In the 11 months of being alcohol free the onion ring of reasons why I drank have slowly revealed themselves and peeled away, and I’m now wondering if at the heart of it I was self medicating for depression alongside staying manically busy to keep the stress hormones flowing. The impact of this was living life oscillating between high octane stress and arousal, that I then shut down with booze and ramped up again in the morning with coffee to combat the sluggishness from being hungover. Every now and then it would all get too much; I’d shut down for a few days then repeat. I’ve lived like this for years – decades even. No wonder it’s taking time to adjust to living life differently. Much less oscillation; a calmer steadier state. That used to signal boredom to me; a need for stimulation; possibly a warning to my unconscious low mood was coming if I didn’t do something about it quick! Don’t let the darkness catch you!
Without drink I’ve been depressed; done some processing and finally admitted I needed help. Now I like calm and steady. I like to notice the world around me; to savour moments instead of mentally attending to whatever’s coming next.

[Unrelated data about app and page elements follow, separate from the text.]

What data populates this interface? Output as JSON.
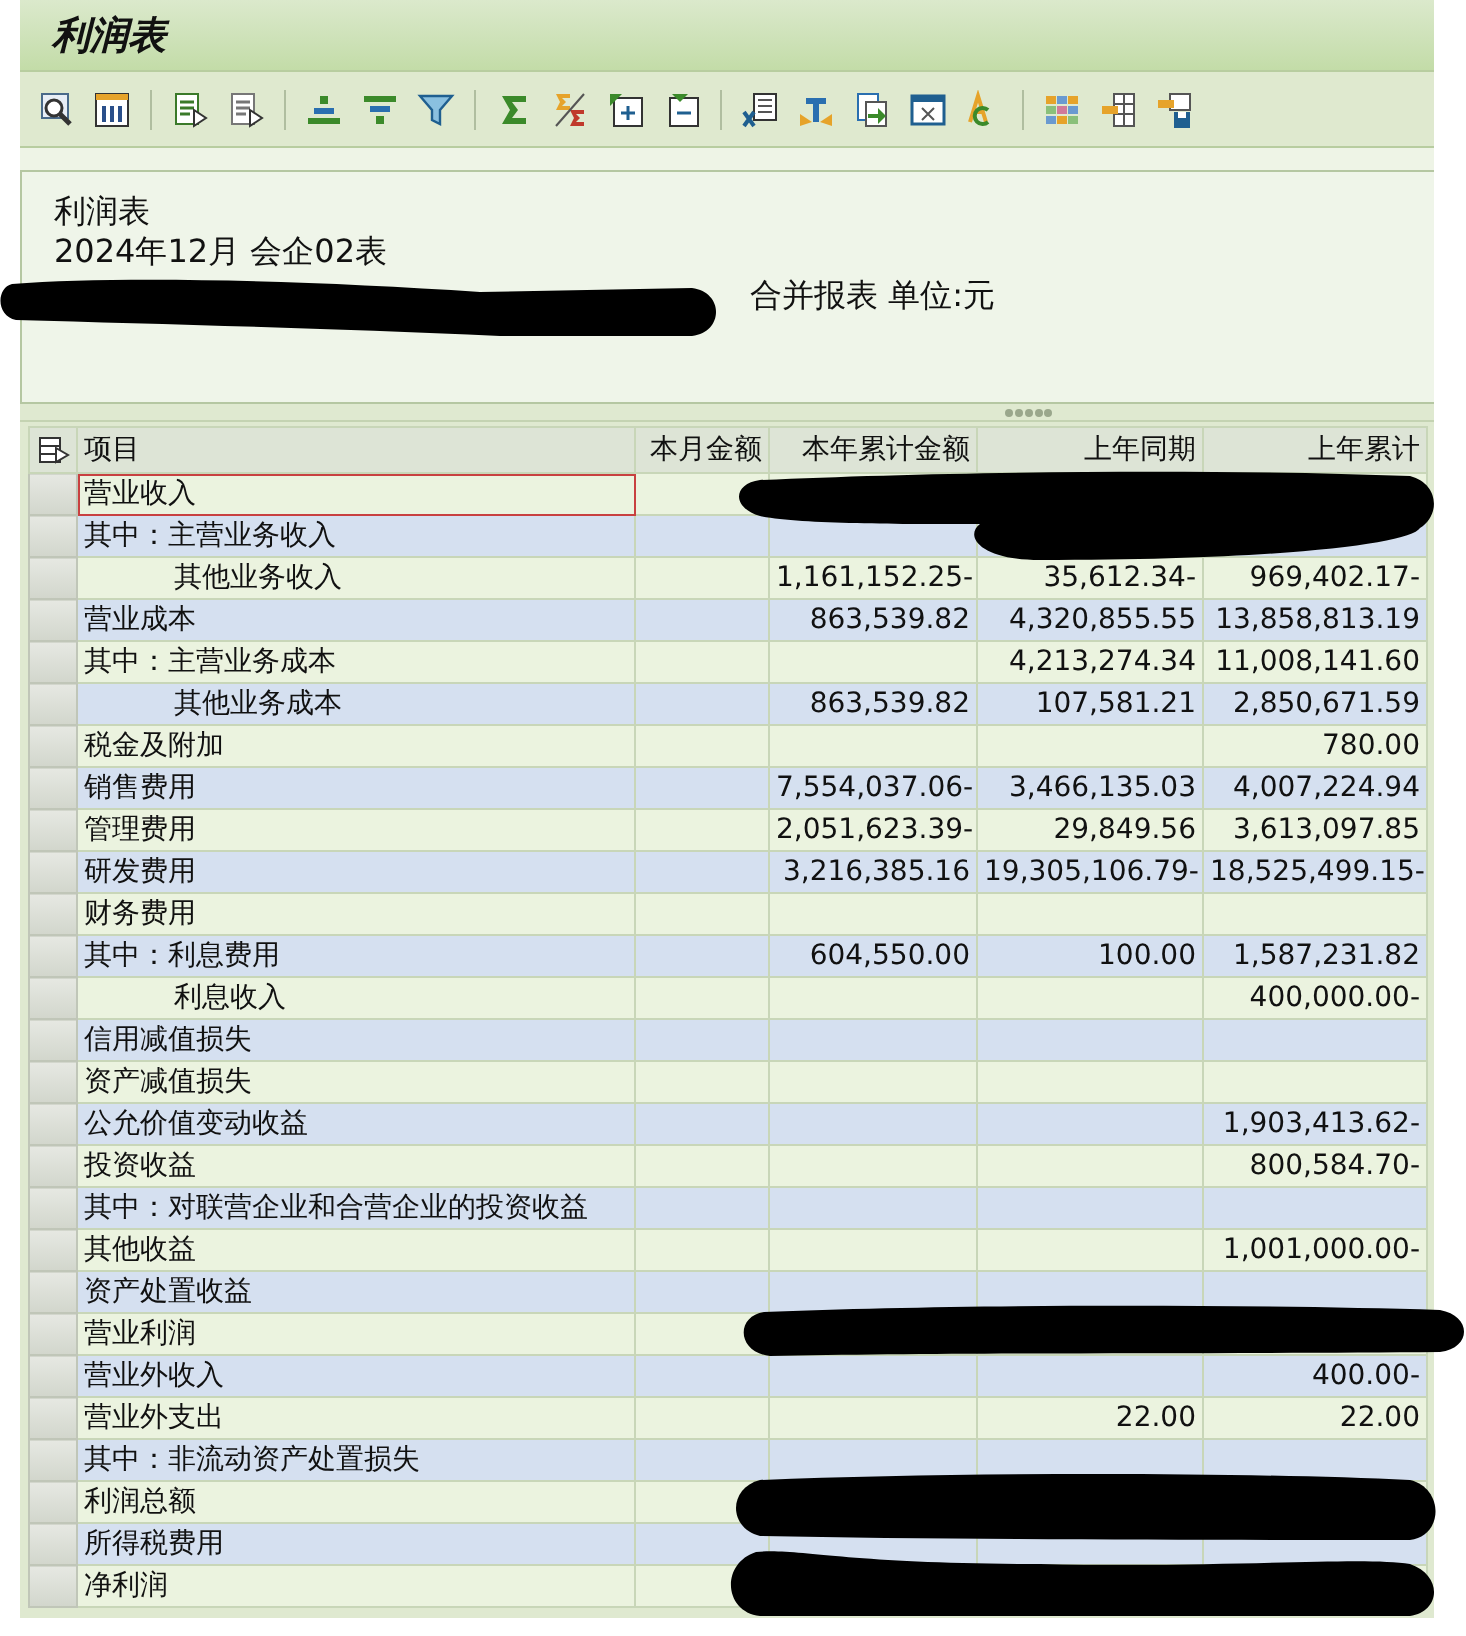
{
  "window": {
    "title": "利润表"
  },
  "header": {
    "lines": [
      "利润表",
      "2024年12月 会企02表",
      "合并报表 单位:元"
    ]
  },
  "table": {
    "columns": [
      "项目",
      "本月金额",
      "本年累计金额",
      "上年同期",
      "上年累计"
    ],
    "rows": [
      {
        "label": "营业收入",
        "kind": "item",
        "selected": true
      },
      {
        "label": "其中：主营业务收入",
        "kind": "item",
        "selected": false
      },
      {
        "label": "其他业务收入",
        "kind": "sub",
        "selected": false,
        "ytd": "1,161,152.25-",
        "prior_period": "35,612.34-",
        "prior_ytd": "969,402.17-"
      },
      {
        "label": "营业成本",
        "kind": "item",
        "selected": false,
        "ytd": "863,539.82",
        "prior_period": "4,320,855.55",
        "prior_ytd": "13,858,813.19"
      },
      {
        "label": "其中：主营业务成本",
        "kind": "item",
        "selected": false,
        "prior_period": "4,213,274.34",
        "prior_ytd": "11,008,141.60"
      },
      {
        "label": "其他业务成本",
        "kind": "sub",
        "selected": false,
        "ytd": "863,539.82",
        "prior_period": "107,581.21",
        "prior_ytd": "2,850,671.59"
      },
      {
        "label": "税金及附加",
        "kind": "item",
        "selected": false,
        "prior_ytd": "780.00"
      },
      {
        "label": "销售费用",
        "kind": "item",
        "selected": false,
        "ytd": "7,554,037.06-",
        "prior_period": "3,466,135.03",
        "prior_ytd": "4,007,224.94"
      },
      {
        "label": "管理费用",
        "kind": "item",
        "selected": false,
        "ytd": "2,051,623.39-",
        "prior_period": "29,849.56",
        "prior_ytd": "3,613,097.85"
      },
      {
        "label": "研发费用",
        "kind": "item",
        "selected": false,
        "ytd": "3,216,385.16",
        "prior_period": "19,305,106.79-",
        "prior_ytd": "18,525,499.15-"
      },
      {
        "label": "财务费用",
        "kind": "item",
        "selected": false
      },
      {
        "label": "其中：利息费用",
        "kind": "item",
        "selected": false,
        "ytd": "604,550.00",
        "prior_period": "100.00",
        "prior_ytd": "1,587,231.82"
      },
      {
        "label": "利息收入",
        "kind": "sub",
        "selected": false,
        "prior_ytd": "400,000.00-"
      },
      {
        "label": "信用减值损失",
        "kind": "item",
        "selected": false
      },
      {
        "label": "资产减值损失",
        "kind": "item",
        "selected": false
      },
      {
        "label": "公允价值变动收益",
        "kind": "item",
        "selected": false,
        "prior_ytd": "1,903,413.62-"
      },
      {
        "label": "投资收益",
        "kind": "item",
        "selected": false,
        "prior_ytd": "800,584.70-"
      },
      {
        "label": "其中：对联营企业和合营企业的投资收益",
        "kind": "item",
        "selected": false
      },
      {
        "label": "其他收益",
        "kind": "item",
        "selected": false,
        "prior_ytd": "1,001,000.00-"
      },
      {
        "label": "资产处置收益",
        "kind": "item",
        "selected": false
      },
      {
        "label": "营业利润",
        "kind": "item",
        "selected": false
      },
      {
        "label": "营业外收入",
        "kind": "item",
        "selected": false,
        "prior_ytd": "400.00-"
      },
      {
        "label": "营业外支出",
        "kind": "item",
        "selected": false,
        "prior_period": "22.00",
        "prior_ytd": "22.00"
      },
      {
        "label": "其中：非流动资产处置损失",
        "kind": "item",
        "selected": false
      },
      {
        "label": "利润总额",
        "kind": "item",
        "selected": false
      },
      {
        "label": "所得税费用",
        "kind": "item",
        "selected": false
      },
      {
        "label": "净利润",
        "kind": "item",
        "selected": false
      }
    ]
  }
}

I’m learning to live in the present and it’s making me happy. Not ecstatic, not buzzing, not excited – just happy.